WHAT YOU HAVE TO DO. Your response should contain every line from the data below that holds the string "Dashboard".

══════════════════════════════

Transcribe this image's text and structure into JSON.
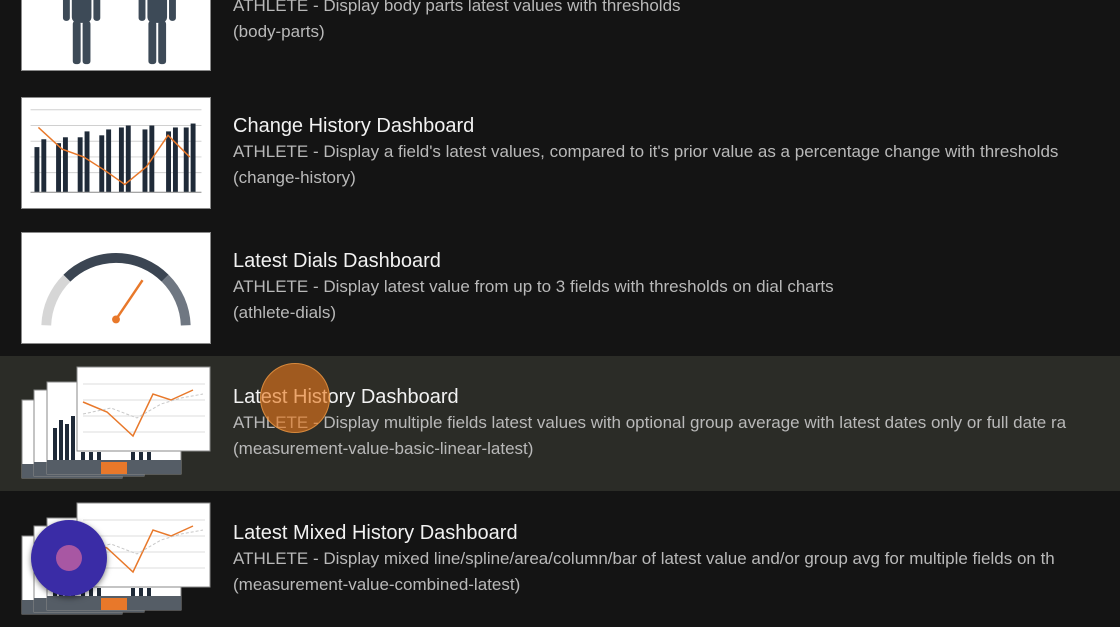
{
  "items": [
    {
      "title": "",
      "description": "ATHLETE - Display body parts latest values with thresholds",
      "code": "(body-parts)",
      "thumbnail_icon": "body-figures-icon"
    },
    {
      "title": "Change History Dashboard",
      "description": "ATHLETE - Display a field's latest values, compared to it's prior value as a percentage change with thresholds",
      "code": "(change-history)",
      "thumbnail_icon": "bar-line-chart-icon"
    },
    {
      "title": "Latest Dials Dashboard",
      "description": "ATHLETE - Display latest value from up to 3 fields with thresholds on dial charts",
      "code": "(athlete-dials)",
      "thumbnail_icon": "dial-gauge-icon"
    },
    {
      "title": "Latest History Dashboard",
      "description": "ATHLETE - Display multiple fields latest values with optional group average with latest dates only or full date ra",
      "code": "(measurement-value-basic-linear-latest)",
      "thumbnail_icon": "stacked-history-charts-icon",
      "selected": true
    },
    {
      "title": "Latest Mixed History Dashboard",
      "description": "ATHLETE - Display mixed line/spline/area/column/bar of latest value and/or group avg for multiple fields on th",
      "code": "(measurement-value-combined-latest)",
      "thumbnail_icon": "stacked-mixed-charts-icon"
    }
  ],
  "colors": {
    "background": "#141414",
    "selected_row": "#2b2c27",
    "accent_orange": "#e8782a",
    "fab": "#3a2ca6"
  },
  "floating_button_icon": "record-icon",
  "touch_indicator_icon": "touch-indicator-icon"
}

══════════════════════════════

PROBLEM SOLUTION.
      "title": "Change History Dashboard",
      "title": "Latest Dials Dashboard",
      "title": "Latest History Dashboard",
      "title": "Latest Mixed History Dashboard",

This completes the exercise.